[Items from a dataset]
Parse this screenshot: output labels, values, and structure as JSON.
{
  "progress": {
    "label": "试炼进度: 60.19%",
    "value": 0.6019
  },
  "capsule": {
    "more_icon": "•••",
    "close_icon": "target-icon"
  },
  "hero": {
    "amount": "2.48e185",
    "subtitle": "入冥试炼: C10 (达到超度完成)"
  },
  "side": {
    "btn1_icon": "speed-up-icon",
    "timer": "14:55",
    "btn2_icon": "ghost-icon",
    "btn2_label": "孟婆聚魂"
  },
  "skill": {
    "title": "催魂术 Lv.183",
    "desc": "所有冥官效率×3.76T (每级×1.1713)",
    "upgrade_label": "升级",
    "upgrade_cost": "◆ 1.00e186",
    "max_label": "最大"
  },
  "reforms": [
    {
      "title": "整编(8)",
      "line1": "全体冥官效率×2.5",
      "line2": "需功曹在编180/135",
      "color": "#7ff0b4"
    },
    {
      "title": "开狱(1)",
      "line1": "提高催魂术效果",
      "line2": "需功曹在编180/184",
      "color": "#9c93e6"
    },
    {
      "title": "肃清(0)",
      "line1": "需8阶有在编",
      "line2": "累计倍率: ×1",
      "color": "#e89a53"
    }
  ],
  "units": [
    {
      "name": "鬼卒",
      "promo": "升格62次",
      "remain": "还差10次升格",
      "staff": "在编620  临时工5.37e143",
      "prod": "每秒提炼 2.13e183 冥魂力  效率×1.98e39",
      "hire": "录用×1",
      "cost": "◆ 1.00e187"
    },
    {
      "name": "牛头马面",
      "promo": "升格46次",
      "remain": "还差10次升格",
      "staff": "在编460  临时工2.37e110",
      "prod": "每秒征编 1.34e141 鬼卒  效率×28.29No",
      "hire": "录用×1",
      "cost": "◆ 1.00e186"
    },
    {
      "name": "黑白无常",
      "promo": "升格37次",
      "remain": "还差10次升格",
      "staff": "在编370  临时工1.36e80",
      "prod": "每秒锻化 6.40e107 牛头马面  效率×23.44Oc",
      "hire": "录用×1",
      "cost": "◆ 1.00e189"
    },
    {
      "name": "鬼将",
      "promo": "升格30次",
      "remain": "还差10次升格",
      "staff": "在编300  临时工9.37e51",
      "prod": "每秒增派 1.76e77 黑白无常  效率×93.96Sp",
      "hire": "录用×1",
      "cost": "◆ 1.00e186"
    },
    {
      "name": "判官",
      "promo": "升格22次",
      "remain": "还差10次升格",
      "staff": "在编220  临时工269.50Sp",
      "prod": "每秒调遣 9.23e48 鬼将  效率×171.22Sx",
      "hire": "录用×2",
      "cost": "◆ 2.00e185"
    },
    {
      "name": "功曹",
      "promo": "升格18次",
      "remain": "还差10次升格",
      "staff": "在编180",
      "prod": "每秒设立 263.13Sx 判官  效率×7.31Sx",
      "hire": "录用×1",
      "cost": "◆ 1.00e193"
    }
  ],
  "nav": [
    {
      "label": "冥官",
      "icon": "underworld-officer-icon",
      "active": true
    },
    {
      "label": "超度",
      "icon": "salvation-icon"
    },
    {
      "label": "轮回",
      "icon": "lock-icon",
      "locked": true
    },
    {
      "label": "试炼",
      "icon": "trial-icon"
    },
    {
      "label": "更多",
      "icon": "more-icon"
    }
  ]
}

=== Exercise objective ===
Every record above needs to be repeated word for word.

=== Response ===
Parse this screenshot: output labels, values, and structure as JSON.
{
  "progress": {
    "label": "试炼进度: 60.19%",
    "value": 0.6019
  },
  "capsule": {
    "more_icon": "•••",
    "close_icon": "target-icon"
  },
  "hero": {
    "amount": "2.48e185",
    "subtitle": "入冥试炼: C10 (达到超度完成)"
  },
  "side": {
    "btn1_icon": "speed-up-icon",
    "timer": "14:55",
    "btn2_icon": "ghost-icon",
    "btn2_label": "孟婆聚魂"
  },
  "skill": {
    "title": "催魂术 Lv.183",
    "desc": "所有冥官效率×3.76T (每级×1.1713)",
    "upgrade_label": "升级",
    "upgrade_cost": "◆ 1.00e186",
    "max_label": "最大"
  },
  "reforms": [
    {
      "title": "整编(8)",
      "line1": "全体冥官效率×2.5",
      "line2": "需功曹在编180/135",
      "color": "#7ff0b4"
    },
    {
      "title": "开狱(1)",
      "line1": "提高催魂术效果",
      "line2": "需功曹在编180/184",
      "color": "#9c93e6"
    },
    {
      "title": "肃清(0)",
      "line1": "需8阶有在编",
      "line2": "累计倍率: ×1",
      "color": "#e89a53"
    }
  ],
  "units": [
    {
      "name": "鬼卒",
      "promo": "升格62次",
      "remain": "还差10次升格",
      "staff": "在编620  临时工5.37e143",
      "prod": "每秒提炼 2.13e183 冥魂力  效率×1.98e39",
      "hire": "录用×1",
      "cost": "◆ 1.00e187"
    },
    {
      "name": "牛头马面",
      "promo": "升格46次",
      "remain": "还差10次升格",
      "staff": "在编460  临时工2.37e110",
      "prod": "每秒征编 1.34e141 鬼卒  效率×28.29No",
      "hire": "录用×1",
      "cost": "◆ 1.00e186"
    },
    {
      "name": "黑白无常",
      "promo": "升格37次",
      "remain": "还差10次升格",
      "staff": "在编370  临时工1.36e80",
      "prod": "每秒锻化 6.40e107 牛头马面  效率×23.44Oc",
      "hire": "录用×1",
      "cost": "◆ 1.00e189"
    },
    {
      "name": "鬼将",
      "promo": "升格30次",
      "remain": "还差10次升格",
      "staff": "在编300  临时工9.37e51",
      "prod": "每秒增派 1.76e77 黑白无常  效率×93.96Sp",
      "hire": "录用×1",
      "cost": "◆ 1.00e186"
    },
    {
      "name": "判官",
      "promo": "升格22次",
      "remain": "还差10次升格",
      "staff": "在编220  临时工269.50Sp",
      "prod": "每秒调遣 9.23e48 鬼将  效率×171.22Sx",
      "hire": "录用×2",
      "cost": "◆ 2.00e185"
    },
    {
      "name": "功曹",
      "promo": "升格18次",
      "remain": "还差10次升格",
      "staff": "在编180",
      "prod": "每秒设立 263.13Sx 判官  效率×7.31Sx",
      "hire": "录用×1",
      "cost": "◆ 1.00e193"
    }
  ],
  "nav": [
    {
      "label": "冥官",
      "icon": "underworld-officer-icon",
      "active": true
    },
    {
      "label": "超度",
      "icon": "salvation-icon"
    },
    {
      "label": "轮回",
      "icon": "lock-icon",
      "locked": true
    },
    {
      "label": "试炼",
      "icon": "trial-icon"
    },
    {
      "label": "更多",
      "icon": "more-icon"
    }
  ]
}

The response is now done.